The Cardekho campaign featuring Akshay Kumar as a middle-class father buying a used car to please his daughter does not fit the bill though, for a very different reason. It’s still selling functional benefits, but it does what the first Spinny campaign cleverly veers off from doing – instead of using the celebrity in a plausible role of a sutradhar, it plonks the celeb as a character/actor/model.
But the larger point remains. Used car platforms in India are largely selling functional benefits – hassle-free experience, pre-checked vehicles for peace of mind, range of cars available, best price for your used car, and so on. To communicate that in one (first) campaign and promptly move to the aspirational benefits of car ownership (regardless of whether it is new or used) itself seems like a stretch to me.
At least on one level, it benefits Spinny, possibly – by not talking about functional benefits it stands out from other used car platform communication. While every other used car platform is advertising about the things that are top of mind for someone intending to buy a used or sell one (which are very different for someone wanting to buy a new car), Spinny’s communication seems totally new and fresh. But this is only plausible when we fully buy into the prospect that everything that needs to be communicated about Spinny has already been done and that it’s time to move into higher order benefits of just owning a car (Spinny’s campaign focuses, for now, only on buying cars, not selling one).

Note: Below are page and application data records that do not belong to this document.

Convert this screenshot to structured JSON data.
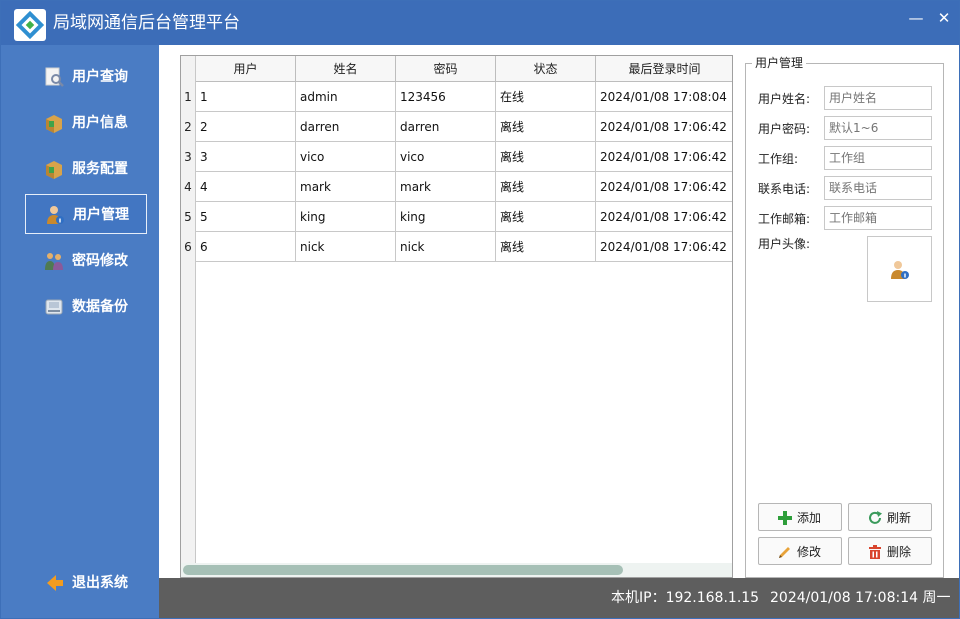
{
  "window": {
    "title": "局域网通信后台管理平台",
    "minimize_glyph": "—",
    "close_glyph": "✕"
  },
  "sidebar": {
    "items": [
      {
        "label": "用户查询",
        "icon": "search-doc-icon"
      },
      {
        "label": "用户信息",
        "icon": "package-icon"
      },
      {
        "label": "服务配置",
        "icon": "package-icon"
      },
      {
        "label": "用户管理",
        "icon": "user-icon",
        "active": true
      },
      {
        "label": "密码修改",
        "icon": "key-users-icon"
      },
      {
        "label": "数据备份",
        "icon": "disk-icon"
      }
    ],
    "exit": {
      "label": "退出系统",
      "icon": "exit-arrow-icon"
    }
  },
  "table": {
    "columns": [
      "用户",
      "姓名",
      "密码",
      "状态",
      "最后登录时间"
    ],
    "rows": [
      {
        "num": "1",
        "cells": [
          "1",
          "admin",
          "123456",
          "在线",
          "2024/01/08 17:08:04"
        ]
      },
      {
        "num": "2",
        "cells": [
          "2",
          "darren",
          "darren",
          "离线",
          "2024/01/08 17:06:42"
        ]
      },
      {
        "num": "3",
        "cells": [
          "3",
          "vico",
          "vico",
          "离线",
          "2024/01/08 17:06:42"
        ]
      },
      {
        "num": "4",
        "cells": [
          "4",
          "mark",
          "mark",
          "离线",
          "2024/01/08 17:06:42"
        ]
      },
      {
        "num": "5",
        "cells": [
          "5",
          "king",
          "king",
          "离线",
          "2024/01/08 17:06:42"
        ]
      },
      {
        "num": "6",
        "cells": [
          "6",
          "nick",
          "nick",
          "离线",
          "2024/01/08 17:06:42"
        ]
      }
    ]
  },
  "form": {
    "group_title": "用户管理",
    "fields": [
      {
        "label": "用户姓名:",
        "placeholder": "用户姓名"
      },
      {
        "label": "用户密码:",
        "placeholder": "默认1~6"
      },
      {
        "label": "工作组:",
        "placeholder": "工作组"
      },
      {
        "label": "联系电话:",
        "placeholder": "联系电话"
      },
      {
        "label": "工作邮箱:",
        "placeholder": "工作邮箱"
      }
    ],
    "avatar_label": "用户头像:",
    "buttons": {
      "add": "添加",
      "refresh": "刷新",
      "edit": "修改",
      "delete": "删除"
    }
  },
  "status": {
    "ip": "本机IP：192.168.1.15",
    "time": "2024/01/08 17:08:14 周一"
  },
  "colors": {
    "title_bar": "#3c6db8",
    "sidebar": "#4a7cc4",
    "status_bar": "#5e5e5e",
    "scroll_thumb": "#a6c0b6",
    "add_green": "#2e9e3a",
    "refresh_green": "#3a9a5b",
    "edit_orange": "#e8a33a",
    "delete_red": "#d9452e"
  }
}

But at the same time, this shift in narrative pits Spinny with every other car company communication considering they all showcase long drives, happy driving experiences, and so on. That, in itself, is not such a bad idea provided you buy into the same prospect again – whatever we had to know about Spinny has already been said in the first campaign.
The shift also probably doesn’t address the mindset of the buyer of a used car vs. a new car. For the former, the primary concerns of trust and reliability of where they are buying the used car from. For the latter, it may move to car-centric concerns – mileage, post-sale service, cost of maintenance, etc.
It’s possible that Spinny, by showing happy celebrities driving near beaches, implies that its used car platform is so trustworthy that you can buy a used car with the confidence of buying a new car. This was possibly hinted at in the 2nd campaign too where they had refurbished the ‘800’. This is a solid message to convey. Does that come out appropriately in the new campaign? Personally, I’m not so sure.